**Instructions to follow:**
Without any of the pictures, set down the data below exactly.

[Dataset rows for apps and sites]
◆ ◆ ◆ ◆

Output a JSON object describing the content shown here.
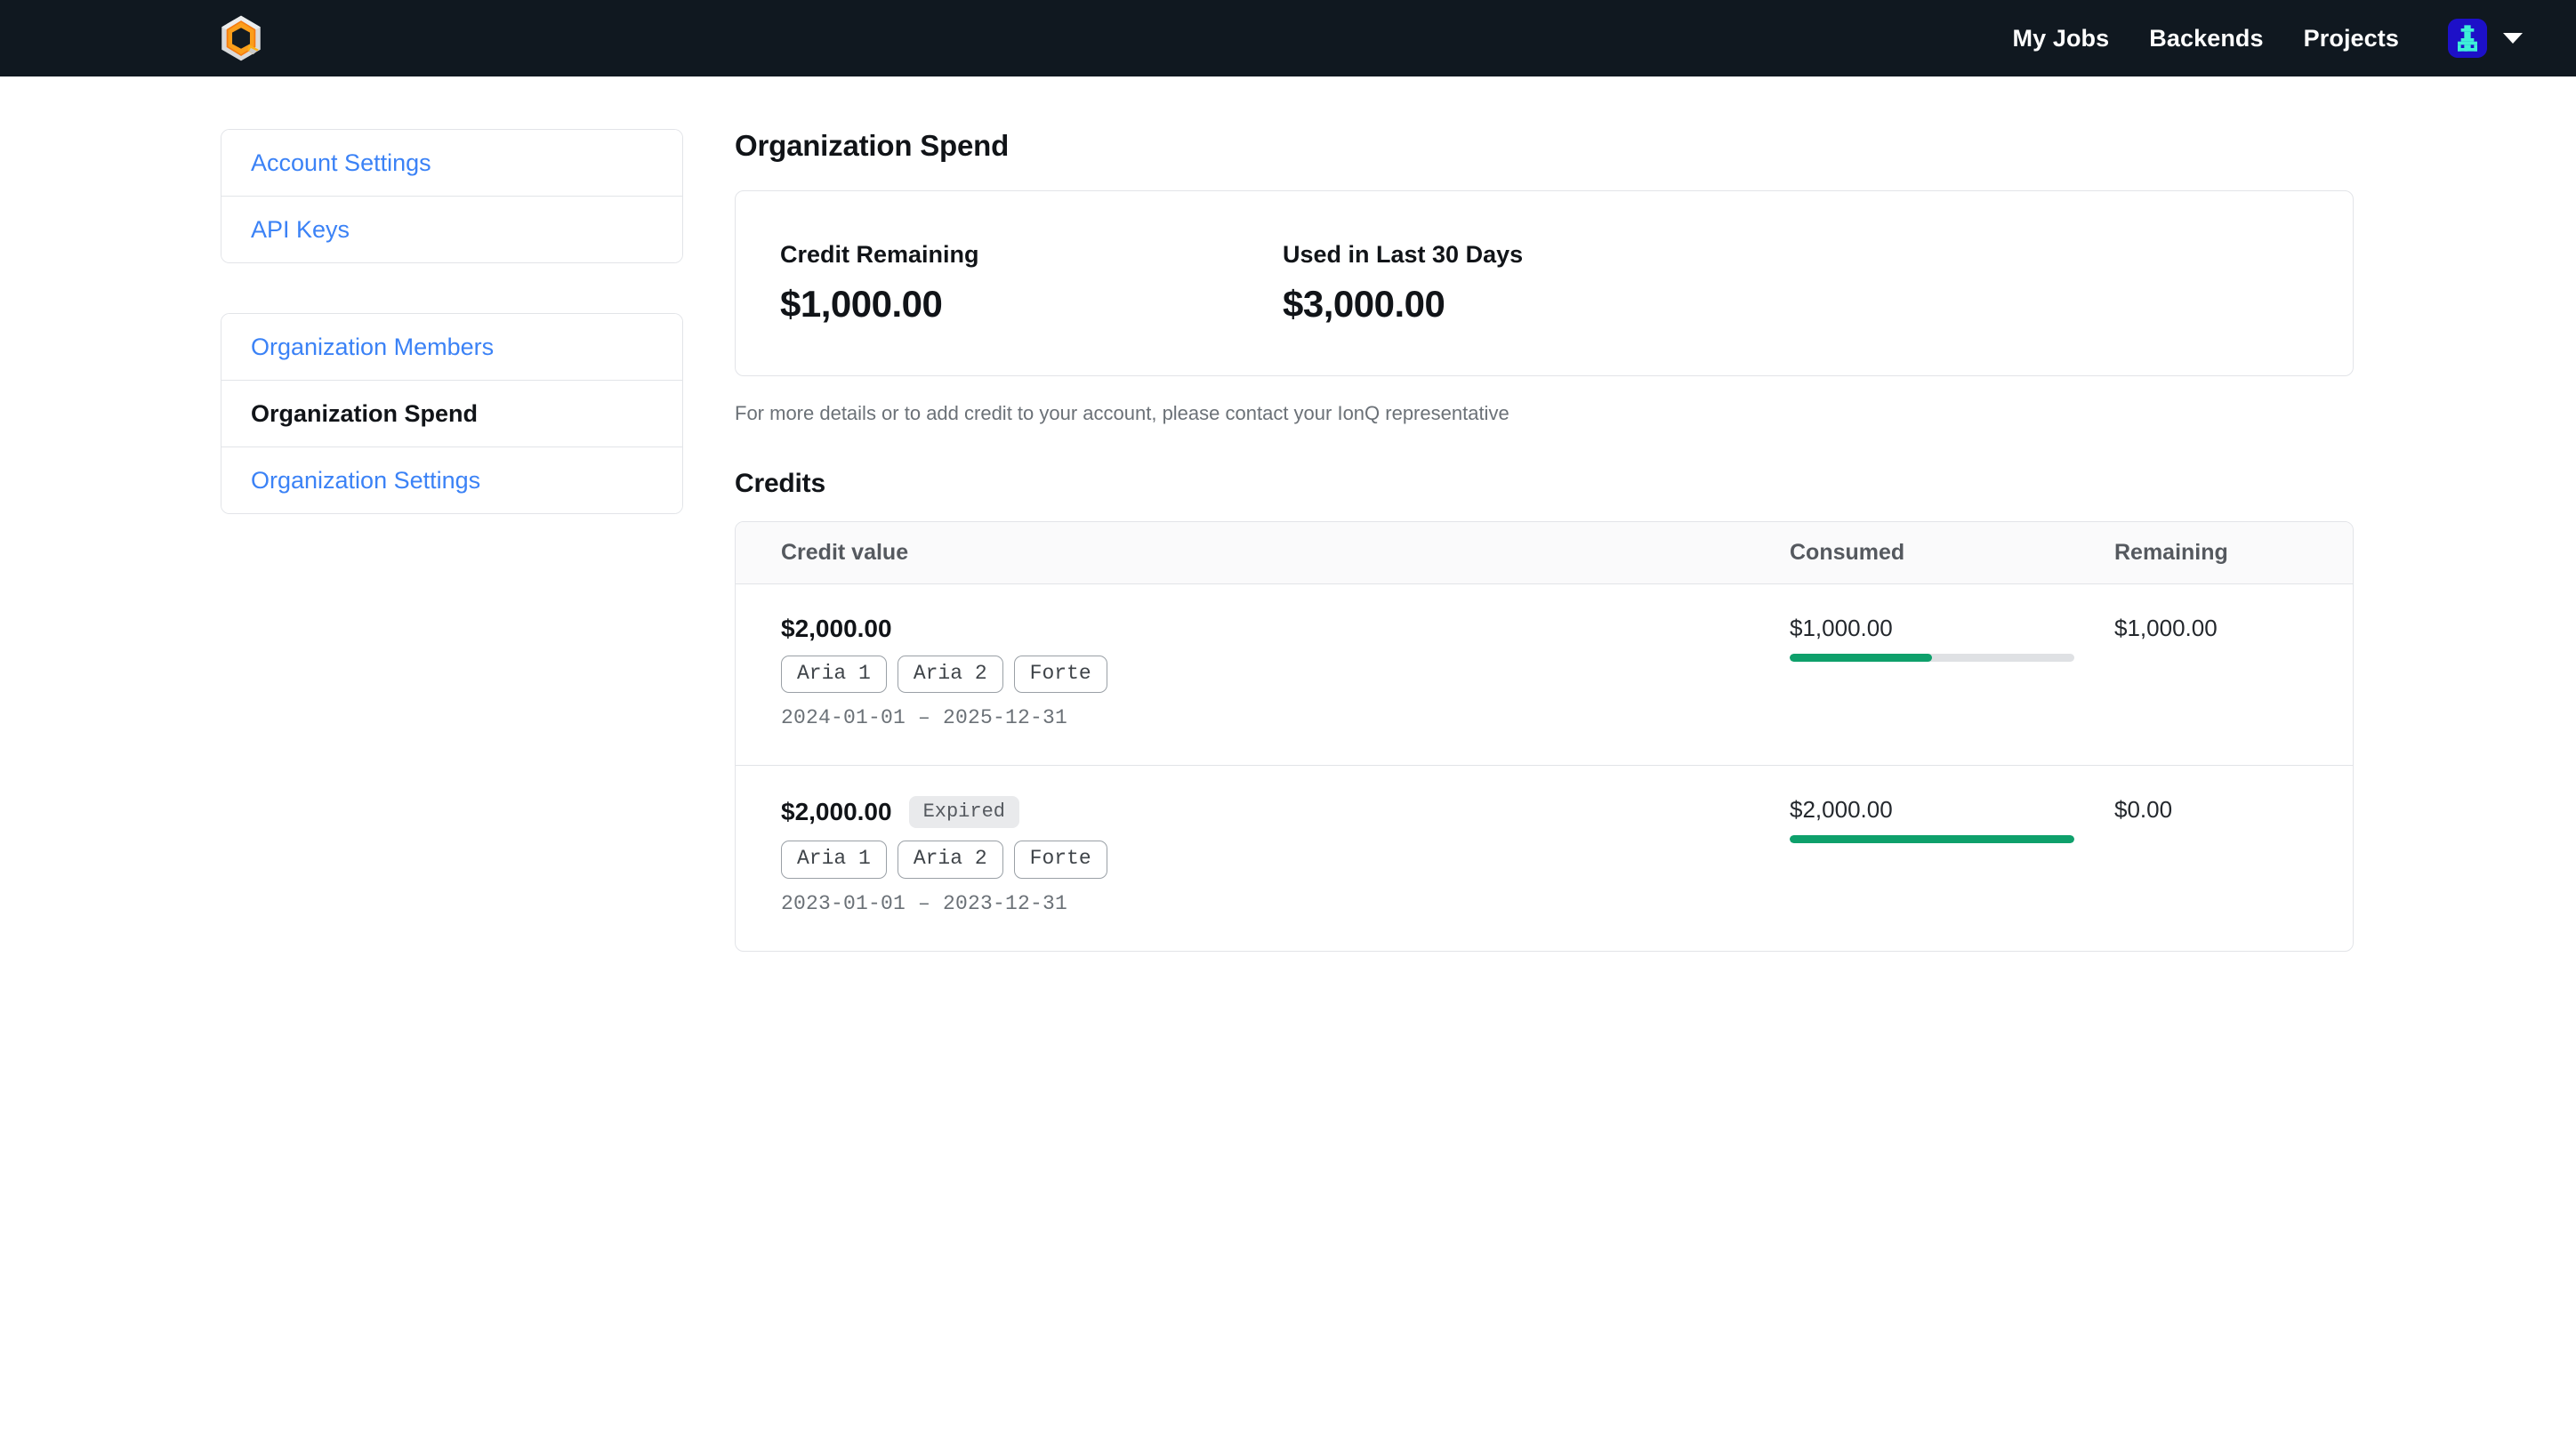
{
  "navbar": {
    "logo_name": "ionq-logo",
    "links": [
      {
        "label": "My Jobs"
      },
      {
        "label": "Backends"
      },
      {
        "label": "Projects"
      }
    ],
    "avatar_name": "user-avatar",
    "chevron_name": "chevron-down-icon"
  },
  "sidebar": {
    "groups": [
      {
        "items": [
          {
            "label": "Account Settings",
            "active": false
          },
          {
            "label": "API Keys",
            "active": false
          }
        ]
      },
      {
        "items": [
          {
            "label": "Organization Members",
            "active": false
          },
          {
            "label": "Organization Spend",
            "active": true
          },
          {
            "label": "Organization Settings",
            "active": false
          }
        ]
      }
    ]
  },
  "main": {
    "page_title": "Organization Spend",
    "summary": {
      "credit_remaining_label": "Credit Remaining",
      "credit_remaining_value": "$1,000.00",
      "used_last_30_label": "Used in Last 30 Days",
      "used_last_30_value": "$3,000.00"
    },
    "helper_text": "For more details or to add credit to your account, please contact your IonQ representative",
    "credits_section_title": "Credits",
    "table": {
      "headers": {
        "credit_value": "Credit value",
        "consumed": "Consumed",
        "remaining": "Remaining"
      },
      "rows": [
        {
          "credit_value": "$2,000.00",
          "status_badge": null,
          "devices": [
            "Aria 1",
            "Aria 2",
            "Forte"
          ],
          "date_range": "2024-01-01 – 2025-12-31",
          "consumed": "$1,000.00",
          "remaining": "$1,000.00",
          "progress_percent": 50
        },
        {
          "credit_value": "$2,000.00",
          "status_badge": "Expired",
          "devices": [
            "Aria 1",
            "Aria 2",
            "Forte"
          ],
          "date_range": "2023-01-01 – 2023-12-31",
          "consumed": "$2,000.00",
          "remaining": "$0.00",
          "progress_percent": 100
        }
      ]
    }
  },
  "colors": {
    "navbar_background": "#101820",
    "link_blue": "#3b82f6",
    "progress_green": "#0ea06b",
    "progress_track": "#dfe1e4",
    "border": "#e2e4e8"
  }
}
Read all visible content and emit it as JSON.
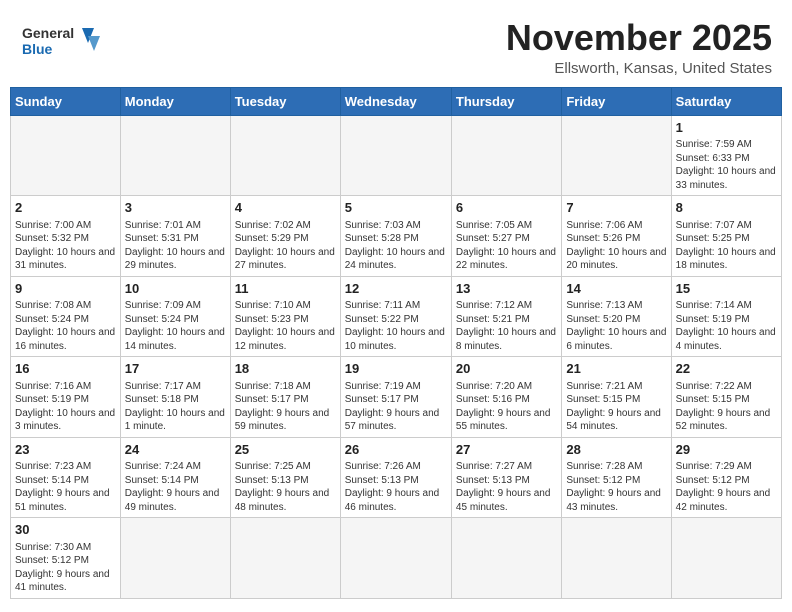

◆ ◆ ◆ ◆

**Answer:**
Output a JSON object describing the content shown here.
{
  "navbar": {
    "logo_name": "ionq-logo",
    "links": [
      {
        "label": "My Jobs"
      },
      {
        "label": "Backends"
      },
      {
        "label": "Projects"
      }
    ],
    "avatar_name": "user-avatar",
    "chevron_name": "chevron-down-icon"
  },
  "sidebar": {
    "groups": [
      {
        "items": [
          {
            "label": "Account Settings",
            "active": false
          },
          {
            "label": "API Keys",
            "active": false
          }
        ]
      },
      {
        "items": [
          {
            "label": "Organization Members",
            "active": false
          },
          {
            "label": "Organization Spend",
            "active": true
          },
          {
            "label": "Organization Settings",
            "active": false
          }
        ]
      }
    ]
  },
  "main": {
    "page_title": "Organization Spend",
    "summary": {
      "credit_remaining_label": "Credit Remaining",
      "credit_remaining_value": "$1,000.00",
      "used_last_30_label": "Used in Last 30 Days",
      "used_last_30_value": "$3,000.00"
    },
    "helper_text": "For more details or to add credit to your account, please contact your IonQ representative",
    "credits_section_title": "Credits",
    "table": {
      "headers": {
        "credit_value": "Credit value",
        "consumed": "Consumed",
        "remaining": "Remaining"
      },
      "rows": [
        {
          "credit_value": "$2,000.00",
          "status_badge": null,
          "devices": [
            "Aria 1",
            "Aria 2",
            "Forte"
          ],
          "date_range": "2024-01-01 – 2025-12-31",
          "consumed": "$1,000.00",
          "remaining": "$1,000.00",
          "progress_percent": 50
        },
        {
          "credit_value": "$2,000.00",
          "status_badge": "Expired",
          "devices": [
            "Aria 1",
            "Aria 2",
            "Forte"
          ],
          "date_range": "2023-01-01 – 2023-12-31",
          "consumed": "$2,000.00",
          "remaining": "$0.00",
          "progress_percent": 100
        }
      ]
    }
  },
  "colors": {
    "navbar_background": "#101820",
    "link_blue": "#3b82f6",
    "progress_green": "#0ea06b",
    "progress_track": "#dfe1e4",
    "border": "#e2e4e8"
  }
}
Read all visible content and emit it as JSON.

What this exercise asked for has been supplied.